author = "Jensen, {Jette Nygaard} and Karen Albertsen and Vilhelm Borg and Kirsten Nabe-Nielsen",
year = "2009",
doi = "10.1186/1471-2474-10-117",
language = "English",
volume = "10",
pages = "117",
journal = "B M C Musculoskeletal Disorders",
issn = "1471-2474",
publisher = "BioMed Central Ltd.",

}

RIS

TY - JOUR

T1 - The predictive effect of fear-avoidance beliefs on low back pain among newly qualified health care workers with and without previous low back pain: a prospective cohort study

AU - Jensen, Jette Nygaard

AU - Albertsen, Karen

AU - Borg, Vilhelm

AU - Nabe-Nielsen, Kirsten

PY - 2009

Y1 - 2009

N2 - Health care workers have a high prevalence of low back pain (LBP). Although physical exposures in the working environment are linked to an increased risk of LBP, it has been suggested that individual coping strategies, for example fear-avoidance beliefs, could also be important in the development and maintenance of LBP. Accordingly, the main objective of this study was to examine (1) the association between physical work load and LBP, (2) the predictive effect of fear-avoidance beliefs on the development of LBP, and (3) the moderating effect of fear-avoidance beliefs on the association between physical work load and LBP among cases with and without previous LBP.

AB - Health care workers have a high prevalence of low back pain (LBP). Although physical exposures in the working environment are linked to an increased risk of LBP, it has been suggested that individual coping strategies, for example fear-avoidance beliefs, could also be important in the development and maintenance of LBP. Accordingly, the main objective of this study was to examine (1) the association between physical work load and LBP, (2) the predictive effect of fear-avoidance beliefs on the development of LBP, and (3) the moderating effect of fear-avoidance beliefs on the association between physical work load and LBP among cases with and without previous LBP.

KW - Adolescent

KW - Adult

KW - Attitude of Health Personnel

KW - Avoidance Learning

KW - Cohort Studies

KW - Culture

KW - Fear

KW - Female

KW - Follow-Up Studies

KW - Forecasting

KW - Health Personnel

KW - Humans

KW - Low Back Pain

KW - Middle Aged
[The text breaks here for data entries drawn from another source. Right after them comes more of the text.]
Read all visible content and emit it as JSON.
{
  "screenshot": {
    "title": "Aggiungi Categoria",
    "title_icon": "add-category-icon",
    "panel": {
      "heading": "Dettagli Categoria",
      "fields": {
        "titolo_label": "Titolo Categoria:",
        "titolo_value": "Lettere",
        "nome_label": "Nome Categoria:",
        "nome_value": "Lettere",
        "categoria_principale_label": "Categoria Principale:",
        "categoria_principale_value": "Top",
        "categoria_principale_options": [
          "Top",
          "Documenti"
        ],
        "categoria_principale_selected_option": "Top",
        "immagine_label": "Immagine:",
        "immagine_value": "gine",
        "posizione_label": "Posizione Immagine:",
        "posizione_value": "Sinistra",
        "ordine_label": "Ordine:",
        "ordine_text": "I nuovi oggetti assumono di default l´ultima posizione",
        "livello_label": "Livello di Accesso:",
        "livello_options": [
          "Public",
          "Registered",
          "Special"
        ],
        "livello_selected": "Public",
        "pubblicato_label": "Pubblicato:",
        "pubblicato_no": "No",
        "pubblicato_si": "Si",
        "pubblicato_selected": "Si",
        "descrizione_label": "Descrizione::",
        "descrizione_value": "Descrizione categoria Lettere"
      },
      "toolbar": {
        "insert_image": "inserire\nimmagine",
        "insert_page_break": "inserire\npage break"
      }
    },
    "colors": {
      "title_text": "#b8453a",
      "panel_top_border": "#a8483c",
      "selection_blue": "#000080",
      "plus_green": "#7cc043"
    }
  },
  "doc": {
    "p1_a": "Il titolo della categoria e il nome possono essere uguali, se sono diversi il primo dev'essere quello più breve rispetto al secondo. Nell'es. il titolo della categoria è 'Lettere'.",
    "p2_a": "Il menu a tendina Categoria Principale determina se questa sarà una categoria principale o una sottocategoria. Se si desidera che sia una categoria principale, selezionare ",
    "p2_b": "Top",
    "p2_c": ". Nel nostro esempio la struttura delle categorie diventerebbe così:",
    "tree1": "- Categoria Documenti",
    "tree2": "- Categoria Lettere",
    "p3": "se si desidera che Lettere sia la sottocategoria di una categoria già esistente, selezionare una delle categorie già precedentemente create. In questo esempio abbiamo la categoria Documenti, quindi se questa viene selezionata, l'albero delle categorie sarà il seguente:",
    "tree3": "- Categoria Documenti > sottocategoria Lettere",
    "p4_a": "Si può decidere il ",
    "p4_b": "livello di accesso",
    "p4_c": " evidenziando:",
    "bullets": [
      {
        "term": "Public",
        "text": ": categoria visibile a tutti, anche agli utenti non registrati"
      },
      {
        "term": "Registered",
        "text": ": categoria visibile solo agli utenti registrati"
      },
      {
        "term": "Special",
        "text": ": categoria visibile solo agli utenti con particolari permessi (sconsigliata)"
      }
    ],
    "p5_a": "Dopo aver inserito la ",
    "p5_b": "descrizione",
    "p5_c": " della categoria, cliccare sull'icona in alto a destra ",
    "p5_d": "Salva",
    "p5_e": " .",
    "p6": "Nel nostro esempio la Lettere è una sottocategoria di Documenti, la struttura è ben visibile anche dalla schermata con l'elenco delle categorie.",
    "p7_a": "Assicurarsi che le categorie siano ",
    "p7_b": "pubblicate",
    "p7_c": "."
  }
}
KW - Prospective Studies

KW - Questionnaires

KW - Workload

KW - Young Adult

U2 - 10.1186/1471-2474-10-117

DO - 10.1186/1471-2474-10-117

M3 - Journal article

C2 - 19778413

VL - 10

SP - 117

JO - B M C Musculoskeletal Disorders

JF - B M C Musculoskeletal Disorders

SN - 1471-2474

ER -

ID: 37726275